This article offers the first sustained analysis of the printed glosses and envoys to Alexander Barclay’s Shyp of Folys. The Shyp’s glosses and envoys have been neglected in what little scholarship exists on Barclay. Revising scholarship on the nature of Barclay’s relationship with his printer, Richard Pynson, the article moves to consider how these paratexts branded Barclay as an authoritative translator in the Shyp. This main focus is set around questions which touch on early Tudor print culture more widely. What were the innovations and developing conventions underpinning the use of paratexts in this period? How also could paratexts be used to construct the auctoritas of a hitherto unknown translator such as Barclay? By suggesting some answers to these questions, the article hopes to shed further light on this dynamic moment in the history of English print. 

Sandro Jung, “Book Illustration and the Transnational Mediation of Robinson Crusoe in 1720”
The essay examines the reception of Robinson Crusoe on the basis of how the illustrations included in Amsterdam editions of two 1720 translations, the French and the Dutch ones, made sense of Daniel Defoe’s work.
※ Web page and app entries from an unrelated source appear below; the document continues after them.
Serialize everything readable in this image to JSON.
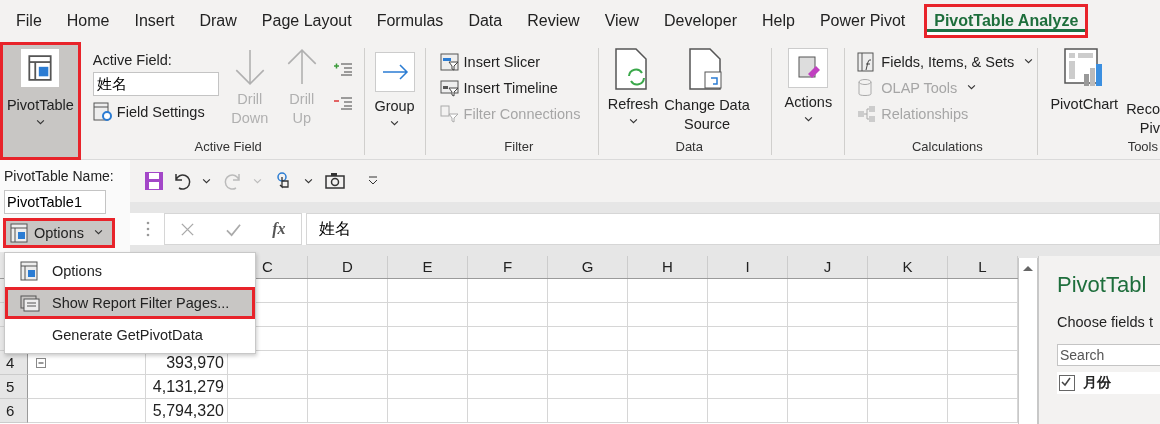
{
  "tabs": [
    {
      "label": "File",
      "selected": false,
      "highlighted": false
    },
    {
      "label": "Home",
      "selected": false,
      "highlighted": false
    },
    {
      "label": "Insert",
      "selected": false,
      "highlighted": false
    },
    {
      "label": "Draw",
      "selected": false,
      "highlighted": false
    },
    {
      "label": "Page Layout",
      "selected": false,
      "highlighted": false
    },
    {
      "label": "Formulas",
      "selected": false,
      "highlighted": false
    },
    {
      "label": "Data",
      "selected": false,
      "highlighted": false
    },
    {
      "label": "Review",
      "selected": false,
      "highlighted": false
    },
    {
      "label": "View",
      "selected": false,
      "highlighted": false
    },
    {
      "label": "Developer",
      "selected": false,
      "highlighted": false
    },
    {
      "label": "Help",
      "selected": false,
      "highlighted": false
    },
    {
      "label": "Power Pivot",
      "selected": false,
      "highlighted": false
    },
    {
      "label": "PivotTable Analyze",
      "selected": true,
      "highlighted": true
    }
  ],
  "ribbon": {
    "pivottable": {
      "label": "PivotTable",
      "highlighted": true
    },
    "active_field": {
      "title": "Active Field:",
      "value": "姓名",
      "field_settings": "Field Settings",
      "drill_down": {
        "label": "Drill Down",
        "disabled": true
      },
      "drill_up": {
        "label": "Drill Up",
        "disabled": true
      },
      "group_label": "Active Field"
    },
    "group": {
      "label": "Group"
    },
    "filter": {
      "items": [
        {
          "label": "Insert Slicer",
          "disabled": false
        },
        {
          "label": "Insert Timeline",
          "disabled": false
        },
        {
          "label": "Filter Connections",
          "disabled": true
        }
      ],
      "group_label": "Filter"
    },
    "data": {
      "refresh": "Refresh",
      "change_source": "Change Data Source",
      "group_label": "Data"
    },
    "actions": {
      "label": "Actions"
    },
    "calculations": {
      "items": [
        {
          "label": "Fields, Items, & Sets",
          "disabled": false,
          "dropdown": true
        },
        {
          "label": "OLAP Tools",
          "disabled": true,
          "dropdown": true
        },
        {
          "label": "Relationships",
          "disabled": true,
          "dropdown": false
        }
      ],
      "group_label": "Calculations"
    },
    "tools": {
      "pivotchart": "PivotChart",
      "recommended_lines": [
        "Reco",
        "Piv"
      ],
      "group_label": "Tools"
    }
  },
  "pivottable_panel": {
    "name_label": "PivotTable Name:",
    "name_value": "PivotTable1",
    "options_button": {
      "label": "Options",
      "highlighted": true
    }
  },
  "options_menu": [
    {
      "label": "Options",
      "selected": false,
      "highlighted": false
    },
    {
      "label": "Show Report Filter Pages...",
      "selected": true,
      "highlighted": true
    },
    {
      "label": "Generate GetPivotData",
      "selected": false,
      "highlighted": false
    }
  ],
  "quick_access": {
    "redo_disabled": true
  },
  "formula_bar": {
    "function_label": "fx",
    "value": "姓名"
  },
  "sheet": {
    "columns": [
      "C",
      "D",
      "E",
      "F",
      "G",
      "H",
      "I",
      "J",
      "K",
      "L"
    ],
    "rows": [
      {
        "number": "4",
        "value": "393,970",
        "collapsible": true
      },
      {
        "number": "5",
        "value": "4,131,279",
        "collapsible": false
      },
      {
        "number": "6",
        "value": "5,794,320",
        "collapsible": false
      }
    ]
  },
  "field_pane": {
    "title": "PivotTabl",
    "subtitle": "Choose fields t",
    "search_placeholder": "Search",
    "fields": [
      {
        "label": "月份",
        "checked": true
      }
    ]
  }
}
It considers how these illustrations, in turn, influenced the reception of the work in Germany where they were adopted and adapted in four illustrated editions of German translations of Robinson Crusoe in 1720. Offering the first ever contextualization of these series of illustrations, the essay charts a hitherto undocumented chapter in the continental reception of Robinson Crusoe, in the process arguing for the centrality of the illustrations in this transnational tale of the mediation of Defoe’s popular text.

Pat Rogers, “Annus Mirabilis (1722): Satiric Strategies, Allusions, and Authorship”
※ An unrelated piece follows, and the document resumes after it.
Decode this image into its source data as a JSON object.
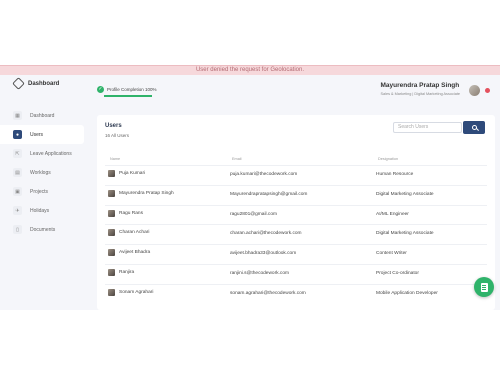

A pamphlet entitled Annus Mirabilis (1722) predicts a forthcoming universal sex change. From 1732 it appeared in the Miscellanies of the Scriblerus group, whose members included Jonathan Swift, Alexander Pope, John Gay, and John Arbuthnot. However, it has never been edited, and the only substantial discussion by Yvonne Noble dates back to 2001. This article seeks to augment Noble’s contextualization of Annus Mirabilis within the events of 1722 and 1723, notably the arrest of Bishop Francis Atterbury and developments among composers and singers at the London opera house. Extensive links with other Scriblerian satires are located in terms of common targets, shared narrative features, and parallels among rhetorical strategies. Changes between the early English and Irish editions of 1722 to 1723 and all subsequent printings are described for the first time. Formerly included among the works of Swift, the pamphlet is now generally assigned to Pope and Arbuthnot; a close review of the evidence confirms this attribution, but fuller analysis suggests that Arbuthnot may have played the larger role.
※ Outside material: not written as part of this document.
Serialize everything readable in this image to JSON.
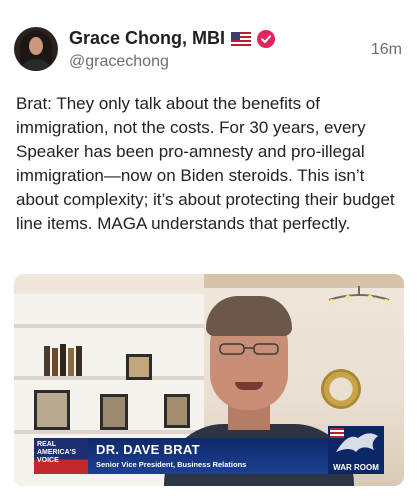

Melvyn New, “Laurence Sterne and William Falconer: Soldiers and Sailors”
Laurence Sterne and William Falconer, writing in the 1760s, shared an enthusiasm for the decade’s colonial expansionism, but also expressed concern for the soldiers and sailors who enabled those successes. This ambivalence is apparent in Falconer’s The Shipwreck (1762), and in Sterne’s Uncle Toby. Both authors modified their pride in commercialism and militarism with significant counterarguments against the greediness of those in power and the exploitation of the poorest among them, those who manned the ships and conducted the sieges, both with a very high cost in fatalities. Both had connection to the East India Company, Sterne through  friendship with Commodore William James, Falconer as a successful writer celebrating the merchant and military navy. Still, in the last volume of Tristram Shandy (1767), Sterne includes a diatribe against warfare; two years later, Falconer embarked for a colonial position in India, only to be lost at sea.